By L.A. Williams, Correspondent
Christian Action League
August 21, 2013
RALEIGH — Eleanor Kinnaird resigned Monday after 17 years in the N.C. Senate, announcing plans to spend her time helping Democrats to get elected statewide and working to ensure that Tar Heel residents are not disenfranchised by the recently passed Voter ID bill.
“I have greatly appreciated serving with my fellow legislators and all the elected officials in the District as we have worked for the good of our constituents. I also have appreciated the many people who have contacted me over the years as we worked together for good legislation,” said the ninth-term, 23rd District Senator as she announced her departure.
The Rev. Mark Creech, executive director of the Christian Action League, said he has great respect for Senator Kinnaird.
“It’s no secret that we starkly stand on opposite sides of many issues and differ in our perceptions of how best to improve the great state of North Carolina, but I’ve never questioned Sen. Kinnaird’s passion for the people of this state,” said Dr. Creech. “I so appreciate the times when we found common ground to work together.”

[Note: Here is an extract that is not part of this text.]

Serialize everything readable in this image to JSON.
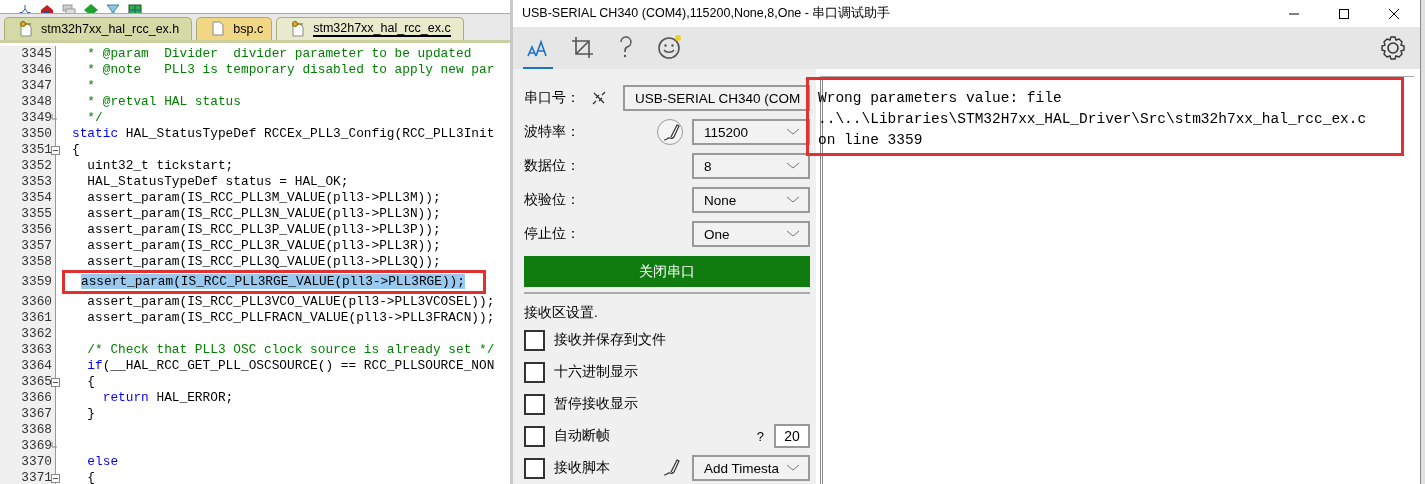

Sen. Kinnaird opposed the Marriage Amendment, supported the Racial Justice Act and was frequently endorsed by Equality North Carolina and Planned Parenthood Action Fund among others. Her district, which included Orange and Chatham counties, is arguably the most liberal area of the state.
Nonetheless, for years she worked side by side with the Christian Action League and other organizations passionate about stopping human trafficking, efforts that resulted in two significant bills passed this year: S 122, which places those convicted of trafficking on the sex offender registration; and S 683, which offers immunity for minors forced into prostitution, toughens penalties for traffickers, pimps and johns, and helps victims receive services and restitution.
Among the most recent of her dozens of awards for legislative and community service work, Sen. Kinnaird received certificates of recognition from Partners Against Trafficking Humans in N.C. (PATH) in 2012 and 2013.
An 81-year-old mother of three sons and grandmother of three, Sen. Kinnaird worked as a legal services lawyer and later in private practice. She is also a former educator and music librarian. An advocate of electoral reform and environmental protection and a vocal opponent of the death penalty, she has been involved in community service since she joined the League of Women Voters in 1964.
As a Senator, Kinnaird prided herself on working for the people of her district and not special interests.
“I have fought for open and honest government, for a quality education for all, for a robust economy with good jobs in the industries of the future, for a healthy environment, for equal opportunity and equal protection under the law and as an advocate for those with little hope,” she wrote on her web site.
Frustrated by the Election Reform Bill passed by Republicans this year and signed by the Governor Aug. 12, Sen. Kinnaird told reporters she wanted to spend her time working aggressively against what she called “voter suppression,” with a project to help people get the photo identification required to cast a ballot beginning in 2016.
As early as 2007, she had talked about ending her Senate career, with hopes that a female candidate would take up the torch in 2008. When none did, she ran again in 2010 and 2012 as well.
It will be up to a Democratic committee in District 23 to choose Kinnaird’s replacement.
“While we would hope for a lawmaker with a more conservative philosophy, we could not hope for a better person than Ellie Kinnaird,” said Dr. Creech. “You don’t have to always agree politically to recognize a decent human being when you see one. I commend Senator Kinnaird for her public service and the Christian Action League wishes the Senator all the best.”